### Supplied material

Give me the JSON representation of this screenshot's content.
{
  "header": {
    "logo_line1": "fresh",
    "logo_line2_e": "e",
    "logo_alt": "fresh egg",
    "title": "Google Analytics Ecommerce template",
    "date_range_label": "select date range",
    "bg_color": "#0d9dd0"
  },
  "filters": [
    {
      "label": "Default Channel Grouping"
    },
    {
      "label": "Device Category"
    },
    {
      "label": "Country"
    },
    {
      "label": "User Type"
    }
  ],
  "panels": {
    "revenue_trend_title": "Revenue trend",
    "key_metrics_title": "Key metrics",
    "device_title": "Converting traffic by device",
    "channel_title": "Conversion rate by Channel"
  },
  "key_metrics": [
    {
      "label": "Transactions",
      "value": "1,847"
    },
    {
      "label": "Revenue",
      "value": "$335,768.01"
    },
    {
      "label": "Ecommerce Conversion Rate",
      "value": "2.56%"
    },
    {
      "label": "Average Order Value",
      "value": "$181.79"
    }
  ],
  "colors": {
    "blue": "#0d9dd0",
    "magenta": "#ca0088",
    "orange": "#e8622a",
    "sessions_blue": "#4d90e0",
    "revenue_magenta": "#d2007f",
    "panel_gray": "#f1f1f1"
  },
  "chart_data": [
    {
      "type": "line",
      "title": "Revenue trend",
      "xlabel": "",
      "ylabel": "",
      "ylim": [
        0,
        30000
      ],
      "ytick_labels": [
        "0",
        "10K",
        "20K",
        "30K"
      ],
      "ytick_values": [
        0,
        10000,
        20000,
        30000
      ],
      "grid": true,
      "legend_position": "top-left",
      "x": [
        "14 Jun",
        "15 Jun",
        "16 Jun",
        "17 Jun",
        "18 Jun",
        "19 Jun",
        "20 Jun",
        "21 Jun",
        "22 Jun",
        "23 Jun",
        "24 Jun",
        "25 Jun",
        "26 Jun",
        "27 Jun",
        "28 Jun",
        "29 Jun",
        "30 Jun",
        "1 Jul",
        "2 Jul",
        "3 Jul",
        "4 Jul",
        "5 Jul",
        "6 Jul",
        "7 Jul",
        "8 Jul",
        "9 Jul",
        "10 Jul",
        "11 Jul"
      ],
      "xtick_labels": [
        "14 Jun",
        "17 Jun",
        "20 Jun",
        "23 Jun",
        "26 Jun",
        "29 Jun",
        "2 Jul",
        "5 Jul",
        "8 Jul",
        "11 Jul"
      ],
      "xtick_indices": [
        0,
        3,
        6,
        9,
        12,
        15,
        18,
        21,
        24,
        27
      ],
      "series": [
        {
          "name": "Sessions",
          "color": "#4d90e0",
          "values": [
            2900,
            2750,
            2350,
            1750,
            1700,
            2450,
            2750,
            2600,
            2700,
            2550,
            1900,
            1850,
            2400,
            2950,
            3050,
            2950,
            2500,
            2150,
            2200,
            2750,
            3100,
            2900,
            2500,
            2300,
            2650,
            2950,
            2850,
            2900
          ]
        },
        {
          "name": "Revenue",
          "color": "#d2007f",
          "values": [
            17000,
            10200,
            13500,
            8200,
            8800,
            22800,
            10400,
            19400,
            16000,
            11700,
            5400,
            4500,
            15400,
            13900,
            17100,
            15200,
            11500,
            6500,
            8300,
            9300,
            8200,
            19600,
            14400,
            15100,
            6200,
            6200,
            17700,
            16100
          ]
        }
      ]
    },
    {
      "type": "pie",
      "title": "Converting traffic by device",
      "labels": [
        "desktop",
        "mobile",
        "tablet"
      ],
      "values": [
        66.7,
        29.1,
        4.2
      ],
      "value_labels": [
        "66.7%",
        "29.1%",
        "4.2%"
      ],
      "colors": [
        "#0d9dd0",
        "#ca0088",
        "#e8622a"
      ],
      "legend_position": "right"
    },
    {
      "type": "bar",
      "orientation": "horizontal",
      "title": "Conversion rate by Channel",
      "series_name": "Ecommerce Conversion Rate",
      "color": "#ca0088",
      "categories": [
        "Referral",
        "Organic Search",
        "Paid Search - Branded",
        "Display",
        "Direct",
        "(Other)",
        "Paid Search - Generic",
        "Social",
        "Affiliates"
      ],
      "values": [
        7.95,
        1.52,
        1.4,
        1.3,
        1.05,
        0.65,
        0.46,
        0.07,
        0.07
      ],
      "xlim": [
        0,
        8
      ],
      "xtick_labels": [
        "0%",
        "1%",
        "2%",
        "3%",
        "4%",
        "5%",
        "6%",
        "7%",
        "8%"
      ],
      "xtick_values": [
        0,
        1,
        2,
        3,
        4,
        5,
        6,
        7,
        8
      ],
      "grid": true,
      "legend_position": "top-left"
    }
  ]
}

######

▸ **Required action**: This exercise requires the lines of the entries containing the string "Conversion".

▸ **Result of this exercise**:
    "channel_title": "Conversion rate by Channel"
      "label": "Ecommerce Conversion Rate",
      "title": "Conversion rate by Channel",
      "series_name": "Ecommerce Conversion Rate",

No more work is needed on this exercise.